I was never taught how to do a budget. I have attempted to do a budget numerous times and I don't think I have been successful because I always seem to find myself in a financial bind. Part of my problem is discipline, but I want to know how to start a budget and what are the necessary components?
Jennifer: First, start with goals. There's really no point to budgeting unless there's something to aim for. If you're a couple, plan your goals together. List your absolute necessary monthly expenses (housing, transportation, food, medical, utilities). See what's left over. Put the majority (or all) of that into savings. Make savings a regular part of your budget. Look to cut costs. Start from the top down. In other words, when looking for places to save, start with the big items first, such as your mortgage, your car payments or debt costs. Finally, develop a simple strategy for keeping a check on your budget. Many people use Quicken or Microsoft Money to pay bills and monitor expenses. But others prefer not to monitor on a daily basis. Alternatively, you can download your transactions from your bank and your credit card online. See what your bank is offering.
Michelle: The important thing with a budget is not to be intimidated. A budget is just a plan for how you will spend and save your money. Without a plan, you will always find yourself in a financial bind.

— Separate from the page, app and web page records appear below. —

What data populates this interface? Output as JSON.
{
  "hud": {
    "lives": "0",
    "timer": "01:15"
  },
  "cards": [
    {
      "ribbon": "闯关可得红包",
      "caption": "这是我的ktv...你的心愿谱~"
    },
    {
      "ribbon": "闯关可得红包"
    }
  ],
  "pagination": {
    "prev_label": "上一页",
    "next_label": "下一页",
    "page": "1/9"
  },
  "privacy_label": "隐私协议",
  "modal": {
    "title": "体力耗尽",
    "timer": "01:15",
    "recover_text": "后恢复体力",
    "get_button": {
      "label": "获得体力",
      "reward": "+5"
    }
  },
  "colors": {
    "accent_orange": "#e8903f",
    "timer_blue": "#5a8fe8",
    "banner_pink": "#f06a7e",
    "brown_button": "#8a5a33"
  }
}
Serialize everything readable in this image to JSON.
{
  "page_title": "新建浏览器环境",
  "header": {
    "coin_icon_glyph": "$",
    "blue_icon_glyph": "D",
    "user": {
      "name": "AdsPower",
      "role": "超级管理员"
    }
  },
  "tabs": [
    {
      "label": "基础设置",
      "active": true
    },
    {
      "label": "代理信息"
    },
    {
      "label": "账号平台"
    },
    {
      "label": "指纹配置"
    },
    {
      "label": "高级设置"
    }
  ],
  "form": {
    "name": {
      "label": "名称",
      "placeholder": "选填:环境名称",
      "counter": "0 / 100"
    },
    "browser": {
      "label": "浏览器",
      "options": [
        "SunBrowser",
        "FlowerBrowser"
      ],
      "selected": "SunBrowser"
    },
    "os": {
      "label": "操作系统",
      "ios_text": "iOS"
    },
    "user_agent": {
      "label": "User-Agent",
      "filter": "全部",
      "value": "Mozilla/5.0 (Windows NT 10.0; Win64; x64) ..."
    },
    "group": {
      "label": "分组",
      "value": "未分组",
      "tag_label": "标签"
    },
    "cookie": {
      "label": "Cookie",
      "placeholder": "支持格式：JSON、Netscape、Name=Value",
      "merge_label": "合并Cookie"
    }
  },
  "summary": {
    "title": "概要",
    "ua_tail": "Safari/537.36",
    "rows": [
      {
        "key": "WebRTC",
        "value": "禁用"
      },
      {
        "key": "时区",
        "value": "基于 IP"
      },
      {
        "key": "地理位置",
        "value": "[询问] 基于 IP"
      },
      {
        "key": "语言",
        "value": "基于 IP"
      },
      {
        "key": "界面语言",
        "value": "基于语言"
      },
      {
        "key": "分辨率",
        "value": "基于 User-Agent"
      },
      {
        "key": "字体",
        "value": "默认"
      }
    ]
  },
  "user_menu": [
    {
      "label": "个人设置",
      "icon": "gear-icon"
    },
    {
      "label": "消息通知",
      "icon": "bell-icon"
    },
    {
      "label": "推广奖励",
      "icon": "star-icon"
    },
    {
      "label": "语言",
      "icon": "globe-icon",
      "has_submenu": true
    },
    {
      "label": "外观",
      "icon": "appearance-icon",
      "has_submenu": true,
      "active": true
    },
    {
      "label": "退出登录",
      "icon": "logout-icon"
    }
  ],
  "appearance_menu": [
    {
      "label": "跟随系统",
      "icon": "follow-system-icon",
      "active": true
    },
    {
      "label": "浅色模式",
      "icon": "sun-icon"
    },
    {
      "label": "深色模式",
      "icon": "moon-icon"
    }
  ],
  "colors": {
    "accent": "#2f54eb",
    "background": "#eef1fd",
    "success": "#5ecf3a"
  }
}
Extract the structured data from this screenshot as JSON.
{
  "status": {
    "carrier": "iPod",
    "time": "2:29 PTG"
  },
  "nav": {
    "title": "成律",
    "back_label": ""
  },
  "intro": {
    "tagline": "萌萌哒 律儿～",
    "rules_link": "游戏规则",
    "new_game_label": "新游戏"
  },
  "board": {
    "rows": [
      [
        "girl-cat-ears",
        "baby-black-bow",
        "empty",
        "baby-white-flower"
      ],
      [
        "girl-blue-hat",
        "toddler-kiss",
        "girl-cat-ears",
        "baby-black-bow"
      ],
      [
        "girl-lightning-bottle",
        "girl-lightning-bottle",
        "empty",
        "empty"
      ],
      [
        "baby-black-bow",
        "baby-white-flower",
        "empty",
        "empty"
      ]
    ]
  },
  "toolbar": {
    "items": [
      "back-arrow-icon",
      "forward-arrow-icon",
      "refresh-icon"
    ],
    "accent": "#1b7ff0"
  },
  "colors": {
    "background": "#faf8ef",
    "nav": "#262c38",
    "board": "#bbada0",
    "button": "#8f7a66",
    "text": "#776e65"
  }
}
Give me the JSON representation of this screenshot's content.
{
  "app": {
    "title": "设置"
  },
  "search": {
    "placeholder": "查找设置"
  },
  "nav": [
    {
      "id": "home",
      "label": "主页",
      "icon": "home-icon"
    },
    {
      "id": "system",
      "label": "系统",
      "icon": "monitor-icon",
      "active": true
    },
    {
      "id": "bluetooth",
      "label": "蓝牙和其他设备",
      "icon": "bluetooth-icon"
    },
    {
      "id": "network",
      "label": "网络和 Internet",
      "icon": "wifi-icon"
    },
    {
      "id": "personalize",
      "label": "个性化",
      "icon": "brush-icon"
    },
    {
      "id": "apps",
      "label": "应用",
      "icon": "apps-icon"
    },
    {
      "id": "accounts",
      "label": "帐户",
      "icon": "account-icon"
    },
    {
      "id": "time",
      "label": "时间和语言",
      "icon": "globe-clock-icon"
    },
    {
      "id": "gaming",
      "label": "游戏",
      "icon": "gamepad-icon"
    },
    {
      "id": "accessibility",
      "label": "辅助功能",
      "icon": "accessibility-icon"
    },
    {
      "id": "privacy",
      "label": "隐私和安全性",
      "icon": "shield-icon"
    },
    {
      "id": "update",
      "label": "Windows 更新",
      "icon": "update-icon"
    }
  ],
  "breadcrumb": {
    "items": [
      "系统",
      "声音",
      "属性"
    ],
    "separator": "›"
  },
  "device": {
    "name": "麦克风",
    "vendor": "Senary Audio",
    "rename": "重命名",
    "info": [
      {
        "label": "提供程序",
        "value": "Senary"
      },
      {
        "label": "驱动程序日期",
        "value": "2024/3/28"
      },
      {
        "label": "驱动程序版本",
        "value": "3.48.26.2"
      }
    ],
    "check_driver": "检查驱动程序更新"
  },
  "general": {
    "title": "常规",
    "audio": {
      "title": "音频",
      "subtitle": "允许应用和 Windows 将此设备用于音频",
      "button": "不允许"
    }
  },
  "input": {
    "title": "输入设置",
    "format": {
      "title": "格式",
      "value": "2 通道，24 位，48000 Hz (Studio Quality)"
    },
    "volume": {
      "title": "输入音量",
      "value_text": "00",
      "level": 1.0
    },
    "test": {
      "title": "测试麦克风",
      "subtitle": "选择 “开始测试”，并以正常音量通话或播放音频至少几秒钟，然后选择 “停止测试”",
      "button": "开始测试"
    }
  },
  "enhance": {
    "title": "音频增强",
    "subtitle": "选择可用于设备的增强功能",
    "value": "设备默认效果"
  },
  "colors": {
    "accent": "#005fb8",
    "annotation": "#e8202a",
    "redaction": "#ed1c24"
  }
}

Michelle Singletary discusses personal finance Tuesdays on NPR's "Day to Day" program and online at www.npr.org. Readers can write to her at The Washington Post, 1150 15th St. NW, Washington, D.C. 20071 or send e-mail to firstname.lastname@example.org. Comments and questions are welcome, but because of the volume of mail, personal responses may not be possible. Please also note that comments or questions may be used in a future column, with the writer's name, unless a specific request to do otherwise is indicated.